Album review: The Great Depression, “In A Starry State”

Jared Hemming

Forget “Interstellar;” if you’re looking for a spaced-out dystopian culture fix, check out “In A Starry State,” by The Great Depression.

 

The Cannon Falls, Minn.-based band aimed for the stars with lush orchestral arrangements and psych-disco madness on their latest release, which came out last week.

With the single “New Salem,” The Great Depression ditch the dust bowl dance aesthetic their name suggests and and go all-out on this frenetic disco tune, complete with lyrics portraying a harsh society that tries to exorcise one of its citizens all because “she used to hit the floor.”

The album’s concept, kind of a “Footloose”-meets-”Star Wars” tale of a totalitarian empire that outlaws dance and expression, is exemplified in the sounds The Great Depression creates on “In A Starry State.” Standout track (in name alone) “Philip K Disco” riffs on the sci-fi great Philip K. Dick’s name to describe the album’s joyless universe as the federation turns violent against the dance-loving rebels.

“Philip K Disco” opens with a Chemical Brothers-esque filtered freakout that coalesces as multi-instrumentalists Todd Casper, Chadwick Nelson, Brent Sigmeth and Thomas Cranley repeat the mantra that “soon everything will be like it was.”

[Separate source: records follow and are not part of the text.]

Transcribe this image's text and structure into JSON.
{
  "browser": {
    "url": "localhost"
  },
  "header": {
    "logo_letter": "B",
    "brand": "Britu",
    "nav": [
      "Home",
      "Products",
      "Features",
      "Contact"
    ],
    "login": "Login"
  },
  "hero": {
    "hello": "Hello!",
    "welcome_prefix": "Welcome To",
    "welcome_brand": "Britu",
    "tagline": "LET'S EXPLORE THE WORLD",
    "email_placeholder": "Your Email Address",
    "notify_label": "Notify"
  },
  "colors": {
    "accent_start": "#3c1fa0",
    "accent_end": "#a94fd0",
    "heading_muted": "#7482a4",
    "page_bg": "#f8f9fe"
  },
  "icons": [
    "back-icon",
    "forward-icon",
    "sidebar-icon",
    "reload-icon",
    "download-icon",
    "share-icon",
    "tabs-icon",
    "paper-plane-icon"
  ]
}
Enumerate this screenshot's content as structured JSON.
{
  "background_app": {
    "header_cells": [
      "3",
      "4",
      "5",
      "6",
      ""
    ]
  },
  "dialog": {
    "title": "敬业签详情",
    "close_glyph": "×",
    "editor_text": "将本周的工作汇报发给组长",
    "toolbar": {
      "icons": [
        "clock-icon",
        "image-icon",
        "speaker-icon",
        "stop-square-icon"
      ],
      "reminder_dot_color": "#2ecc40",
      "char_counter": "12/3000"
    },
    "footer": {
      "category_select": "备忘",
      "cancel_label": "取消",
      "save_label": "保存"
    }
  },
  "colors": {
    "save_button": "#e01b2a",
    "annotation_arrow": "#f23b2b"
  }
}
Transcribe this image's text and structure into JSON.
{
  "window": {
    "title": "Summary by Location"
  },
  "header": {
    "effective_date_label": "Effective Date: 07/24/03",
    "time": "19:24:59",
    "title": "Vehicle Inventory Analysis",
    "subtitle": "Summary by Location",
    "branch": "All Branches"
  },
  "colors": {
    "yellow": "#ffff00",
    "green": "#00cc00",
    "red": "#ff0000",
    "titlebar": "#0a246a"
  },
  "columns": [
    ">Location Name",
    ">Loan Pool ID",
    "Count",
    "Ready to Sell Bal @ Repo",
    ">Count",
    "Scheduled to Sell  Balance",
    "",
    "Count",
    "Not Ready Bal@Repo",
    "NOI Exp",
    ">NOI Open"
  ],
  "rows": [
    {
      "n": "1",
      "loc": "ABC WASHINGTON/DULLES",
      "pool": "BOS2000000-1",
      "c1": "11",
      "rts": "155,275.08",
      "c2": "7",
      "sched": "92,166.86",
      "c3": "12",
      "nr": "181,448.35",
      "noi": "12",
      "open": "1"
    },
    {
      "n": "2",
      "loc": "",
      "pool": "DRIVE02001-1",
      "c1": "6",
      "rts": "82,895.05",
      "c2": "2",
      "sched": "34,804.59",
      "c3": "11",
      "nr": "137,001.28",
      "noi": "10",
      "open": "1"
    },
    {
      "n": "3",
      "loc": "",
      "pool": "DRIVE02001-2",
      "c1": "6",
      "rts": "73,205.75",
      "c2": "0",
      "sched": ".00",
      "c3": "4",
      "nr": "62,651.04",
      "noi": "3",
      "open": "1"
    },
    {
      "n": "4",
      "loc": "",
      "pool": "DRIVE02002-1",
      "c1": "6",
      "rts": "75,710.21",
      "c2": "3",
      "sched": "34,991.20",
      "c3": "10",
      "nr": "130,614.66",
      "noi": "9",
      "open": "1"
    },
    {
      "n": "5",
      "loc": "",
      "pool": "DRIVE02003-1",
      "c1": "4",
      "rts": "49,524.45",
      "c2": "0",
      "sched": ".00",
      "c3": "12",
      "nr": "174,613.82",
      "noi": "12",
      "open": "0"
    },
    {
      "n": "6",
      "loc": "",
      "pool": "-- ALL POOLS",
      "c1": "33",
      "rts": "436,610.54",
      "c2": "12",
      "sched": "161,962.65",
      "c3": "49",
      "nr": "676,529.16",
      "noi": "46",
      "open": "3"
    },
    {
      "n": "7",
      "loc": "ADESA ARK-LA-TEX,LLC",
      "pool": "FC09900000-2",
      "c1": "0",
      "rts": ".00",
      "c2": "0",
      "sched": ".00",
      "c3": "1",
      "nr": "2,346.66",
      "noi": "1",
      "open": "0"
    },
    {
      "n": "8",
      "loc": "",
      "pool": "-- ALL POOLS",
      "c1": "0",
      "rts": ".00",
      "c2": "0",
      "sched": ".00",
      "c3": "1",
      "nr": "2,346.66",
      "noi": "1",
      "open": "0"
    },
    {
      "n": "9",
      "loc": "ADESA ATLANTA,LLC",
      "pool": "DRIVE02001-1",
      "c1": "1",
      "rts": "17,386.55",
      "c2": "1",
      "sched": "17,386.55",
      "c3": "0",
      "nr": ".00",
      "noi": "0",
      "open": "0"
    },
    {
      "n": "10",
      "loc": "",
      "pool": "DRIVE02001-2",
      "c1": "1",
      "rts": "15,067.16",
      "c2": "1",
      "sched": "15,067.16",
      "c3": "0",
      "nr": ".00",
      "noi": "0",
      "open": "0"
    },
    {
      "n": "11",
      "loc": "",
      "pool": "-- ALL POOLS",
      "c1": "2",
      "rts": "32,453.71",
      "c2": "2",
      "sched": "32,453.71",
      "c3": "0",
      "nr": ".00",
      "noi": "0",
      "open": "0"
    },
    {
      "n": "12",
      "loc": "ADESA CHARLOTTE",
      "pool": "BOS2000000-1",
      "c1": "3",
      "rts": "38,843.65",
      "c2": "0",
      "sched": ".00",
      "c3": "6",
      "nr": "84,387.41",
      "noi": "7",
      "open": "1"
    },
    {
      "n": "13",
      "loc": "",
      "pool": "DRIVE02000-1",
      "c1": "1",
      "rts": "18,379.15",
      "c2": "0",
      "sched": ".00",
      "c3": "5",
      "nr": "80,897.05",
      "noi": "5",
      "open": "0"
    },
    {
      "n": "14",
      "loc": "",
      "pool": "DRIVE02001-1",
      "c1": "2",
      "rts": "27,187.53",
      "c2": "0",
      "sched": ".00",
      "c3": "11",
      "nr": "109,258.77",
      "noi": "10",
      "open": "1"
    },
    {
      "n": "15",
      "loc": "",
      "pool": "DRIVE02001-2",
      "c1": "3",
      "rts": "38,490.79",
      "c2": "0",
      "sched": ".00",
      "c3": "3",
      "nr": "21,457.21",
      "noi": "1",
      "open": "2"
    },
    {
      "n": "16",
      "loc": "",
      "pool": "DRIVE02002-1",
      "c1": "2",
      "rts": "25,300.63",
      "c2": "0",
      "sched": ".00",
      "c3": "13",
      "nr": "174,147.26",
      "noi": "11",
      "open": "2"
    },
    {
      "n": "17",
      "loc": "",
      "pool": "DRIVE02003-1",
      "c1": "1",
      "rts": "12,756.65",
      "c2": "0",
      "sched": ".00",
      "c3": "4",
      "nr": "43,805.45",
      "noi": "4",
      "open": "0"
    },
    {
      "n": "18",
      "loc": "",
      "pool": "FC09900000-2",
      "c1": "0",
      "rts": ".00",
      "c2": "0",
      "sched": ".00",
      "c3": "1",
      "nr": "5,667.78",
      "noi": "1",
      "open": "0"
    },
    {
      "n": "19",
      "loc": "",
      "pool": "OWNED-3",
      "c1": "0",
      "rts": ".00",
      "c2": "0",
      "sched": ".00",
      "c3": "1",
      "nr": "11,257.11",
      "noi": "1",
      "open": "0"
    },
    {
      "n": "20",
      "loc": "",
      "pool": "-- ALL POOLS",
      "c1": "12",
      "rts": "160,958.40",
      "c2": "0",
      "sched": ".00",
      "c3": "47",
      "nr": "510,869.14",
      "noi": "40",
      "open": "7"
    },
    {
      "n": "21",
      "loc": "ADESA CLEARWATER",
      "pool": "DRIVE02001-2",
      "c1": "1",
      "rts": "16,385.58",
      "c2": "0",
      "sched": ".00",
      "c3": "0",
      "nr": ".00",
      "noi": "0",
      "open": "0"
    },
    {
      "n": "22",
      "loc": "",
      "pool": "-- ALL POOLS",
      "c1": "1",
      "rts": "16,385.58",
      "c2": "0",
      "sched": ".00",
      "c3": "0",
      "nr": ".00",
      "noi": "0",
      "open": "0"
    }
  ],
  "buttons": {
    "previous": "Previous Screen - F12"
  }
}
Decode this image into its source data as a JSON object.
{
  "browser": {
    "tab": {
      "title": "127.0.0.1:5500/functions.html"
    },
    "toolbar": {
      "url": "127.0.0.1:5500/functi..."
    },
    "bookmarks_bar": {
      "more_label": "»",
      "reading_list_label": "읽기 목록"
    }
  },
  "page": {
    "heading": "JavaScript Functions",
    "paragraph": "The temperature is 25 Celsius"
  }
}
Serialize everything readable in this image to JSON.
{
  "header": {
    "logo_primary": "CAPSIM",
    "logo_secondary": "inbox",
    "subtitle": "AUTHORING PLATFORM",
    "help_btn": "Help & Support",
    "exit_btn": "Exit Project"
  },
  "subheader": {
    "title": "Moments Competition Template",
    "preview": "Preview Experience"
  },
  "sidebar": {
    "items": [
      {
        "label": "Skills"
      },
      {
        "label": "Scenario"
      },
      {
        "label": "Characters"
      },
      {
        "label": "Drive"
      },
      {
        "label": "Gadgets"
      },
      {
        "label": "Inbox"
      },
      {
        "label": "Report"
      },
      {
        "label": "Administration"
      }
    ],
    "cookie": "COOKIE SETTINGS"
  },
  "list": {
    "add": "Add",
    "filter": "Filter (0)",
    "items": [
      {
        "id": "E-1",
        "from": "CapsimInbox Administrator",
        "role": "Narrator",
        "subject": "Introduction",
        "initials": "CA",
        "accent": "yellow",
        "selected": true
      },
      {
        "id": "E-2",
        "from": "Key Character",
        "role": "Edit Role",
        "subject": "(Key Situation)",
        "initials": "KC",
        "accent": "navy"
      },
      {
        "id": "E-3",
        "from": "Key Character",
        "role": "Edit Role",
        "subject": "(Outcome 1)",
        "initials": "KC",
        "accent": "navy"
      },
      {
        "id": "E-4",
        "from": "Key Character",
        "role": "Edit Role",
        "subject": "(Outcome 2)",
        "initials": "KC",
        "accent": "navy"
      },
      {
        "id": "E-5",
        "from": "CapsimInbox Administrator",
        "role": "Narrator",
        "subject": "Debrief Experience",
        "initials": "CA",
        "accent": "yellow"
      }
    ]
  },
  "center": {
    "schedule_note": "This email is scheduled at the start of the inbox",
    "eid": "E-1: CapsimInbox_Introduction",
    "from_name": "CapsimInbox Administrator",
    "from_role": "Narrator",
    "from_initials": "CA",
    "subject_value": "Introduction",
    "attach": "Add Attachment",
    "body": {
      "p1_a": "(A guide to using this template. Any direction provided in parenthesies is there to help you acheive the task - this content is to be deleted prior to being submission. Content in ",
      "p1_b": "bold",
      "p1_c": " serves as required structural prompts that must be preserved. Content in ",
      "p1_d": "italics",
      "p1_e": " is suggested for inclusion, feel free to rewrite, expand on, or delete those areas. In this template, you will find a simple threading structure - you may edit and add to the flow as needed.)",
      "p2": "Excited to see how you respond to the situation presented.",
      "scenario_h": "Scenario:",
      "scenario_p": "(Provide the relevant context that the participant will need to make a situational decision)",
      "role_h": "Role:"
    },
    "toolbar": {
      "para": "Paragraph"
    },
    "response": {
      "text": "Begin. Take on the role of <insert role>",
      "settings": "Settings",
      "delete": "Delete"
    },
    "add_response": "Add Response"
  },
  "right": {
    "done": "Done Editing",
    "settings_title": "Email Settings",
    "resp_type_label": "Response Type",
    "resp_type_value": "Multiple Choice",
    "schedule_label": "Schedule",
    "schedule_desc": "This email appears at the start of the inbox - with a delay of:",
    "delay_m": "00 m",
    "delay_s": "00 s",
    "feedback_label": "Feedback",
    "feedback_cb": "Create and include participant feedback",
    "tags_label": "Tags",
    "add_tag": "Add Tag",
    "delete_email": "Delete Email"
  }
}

While “In A Starry State” might not warrant multiple listens, The Great Depression’s laborious effort into the album, reminiscent of Sigmeth's engineering time at the local, lengendary Pachyderm Studios (where Nirvana made “In Utero”) shows, as the tracks on tracks flow together in one phantasmagoric space odyssey.

So if you’re looking for a cheaper way to get the universal thrills “Interstellar” is selling, “In A Starry State” is worth a listen.